*EXERCISE DESCRIPTION*: Go over the material below and report every line that contains the word "AiyundunManagerApplication".

*GIVEN ENTRIES*:
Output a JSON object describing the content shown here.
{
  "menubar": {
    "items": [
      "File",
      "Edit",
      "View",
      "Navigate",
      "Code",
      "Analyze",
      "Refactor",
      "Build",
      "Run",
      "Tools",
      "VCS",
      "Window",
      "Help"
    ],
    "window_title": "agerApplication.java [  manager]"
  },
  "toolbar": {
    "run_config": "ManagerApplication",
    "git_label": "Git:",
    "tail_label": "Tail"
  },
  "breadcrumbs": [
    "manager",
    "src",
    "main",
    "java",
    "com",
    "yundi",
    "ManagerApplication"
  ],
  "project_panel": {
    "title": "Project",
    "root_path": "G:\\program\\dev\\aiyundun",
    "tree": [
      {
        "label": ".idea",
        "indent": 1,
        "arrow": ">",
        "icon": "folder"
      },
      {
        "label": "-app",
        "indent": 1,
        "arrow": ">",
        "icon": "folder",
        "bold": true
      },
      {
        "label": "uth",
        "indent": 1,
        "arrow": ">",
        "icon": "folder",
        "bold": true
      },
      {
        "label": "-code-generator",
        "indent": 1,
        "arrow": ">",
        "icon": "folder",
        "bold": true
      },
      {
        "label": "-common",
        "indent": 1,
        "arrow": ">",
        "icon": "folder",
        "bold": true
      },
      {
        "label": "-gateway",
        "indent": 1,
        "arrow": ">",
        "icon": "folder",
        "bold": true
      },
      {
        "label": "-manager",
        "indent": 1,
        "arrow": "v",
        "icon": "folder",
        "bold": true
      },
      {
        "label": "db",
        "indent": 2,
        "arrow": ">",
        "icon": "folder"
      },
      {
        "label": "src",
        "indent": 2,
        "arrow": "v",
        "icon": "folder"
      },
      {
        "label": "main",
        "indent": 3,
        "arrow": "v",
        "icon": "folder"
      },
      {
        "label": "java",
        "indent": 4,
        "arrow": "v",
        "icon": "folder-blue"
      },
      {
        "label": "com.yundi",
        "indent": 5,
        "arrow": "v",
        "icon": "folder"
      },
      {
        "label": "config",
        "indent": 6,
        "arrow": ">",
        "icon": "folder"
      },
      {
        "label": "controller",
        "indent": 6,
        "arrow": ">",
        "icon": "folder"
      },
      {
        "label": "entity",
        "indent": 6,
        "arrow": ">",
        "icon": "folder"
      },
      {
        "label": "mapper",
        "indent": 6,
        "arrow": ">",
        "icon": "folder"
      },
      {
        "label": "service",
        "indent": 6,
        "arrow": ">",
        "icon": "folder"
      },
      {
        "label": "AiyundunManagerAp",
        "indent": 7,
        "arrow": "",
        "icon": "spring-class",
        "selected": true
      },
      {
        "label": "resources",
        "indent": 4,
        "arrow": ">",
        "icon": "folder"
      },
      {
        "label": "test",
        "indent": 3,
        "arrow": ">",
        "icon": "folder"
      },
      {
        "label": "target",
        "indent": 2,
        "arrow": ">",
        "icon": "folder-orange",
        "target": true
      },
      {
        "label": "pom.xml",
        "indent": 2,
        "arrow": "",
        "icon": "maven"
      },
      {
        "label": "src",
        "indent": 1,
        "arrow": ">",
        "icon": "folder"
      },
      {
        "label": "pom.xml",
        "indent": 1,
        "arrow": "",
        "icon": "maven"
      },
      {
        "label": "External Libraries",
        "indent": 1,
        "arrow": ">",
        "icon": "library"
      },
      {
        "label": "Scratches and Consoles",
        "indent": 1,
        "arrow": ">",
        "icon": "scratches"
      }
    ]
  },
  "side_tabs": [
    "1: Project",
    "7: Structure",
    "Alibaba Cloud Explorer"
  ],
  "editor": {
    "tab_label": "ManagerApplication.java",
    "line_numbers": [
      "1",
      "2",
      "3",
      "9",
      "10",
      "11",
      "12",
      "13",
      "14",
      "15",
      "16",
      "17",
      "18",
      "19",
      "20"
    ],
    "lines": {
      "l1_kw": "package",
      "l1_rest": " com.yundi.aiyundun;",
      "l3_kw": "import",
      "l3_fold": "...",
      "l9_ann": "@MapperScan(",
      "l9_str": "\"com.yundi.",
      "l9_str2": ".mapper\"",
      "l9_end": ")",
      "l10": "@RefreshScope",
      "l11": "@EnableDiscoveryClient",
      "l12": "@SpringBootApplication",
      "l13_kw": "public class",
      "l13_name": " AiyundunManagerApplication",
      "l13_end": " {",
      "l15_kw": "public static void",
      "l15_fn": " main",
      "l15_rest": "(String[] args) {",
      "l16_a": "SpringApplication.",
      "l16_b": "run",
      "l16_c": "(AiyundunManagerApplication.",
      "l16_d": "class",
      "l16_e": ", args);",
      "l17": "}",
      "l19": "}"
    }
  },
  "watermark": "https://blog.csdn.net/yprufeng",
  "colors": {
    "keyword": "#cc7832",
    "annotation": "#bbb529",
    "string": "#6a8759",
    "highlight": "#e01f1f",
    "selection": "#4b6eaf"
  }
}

*ANSWER TO THIS EXERCISE*:
      "l13_name": " AiyundunManagerApplication",
      "l16_c": "(AiyundunManagerApplication.",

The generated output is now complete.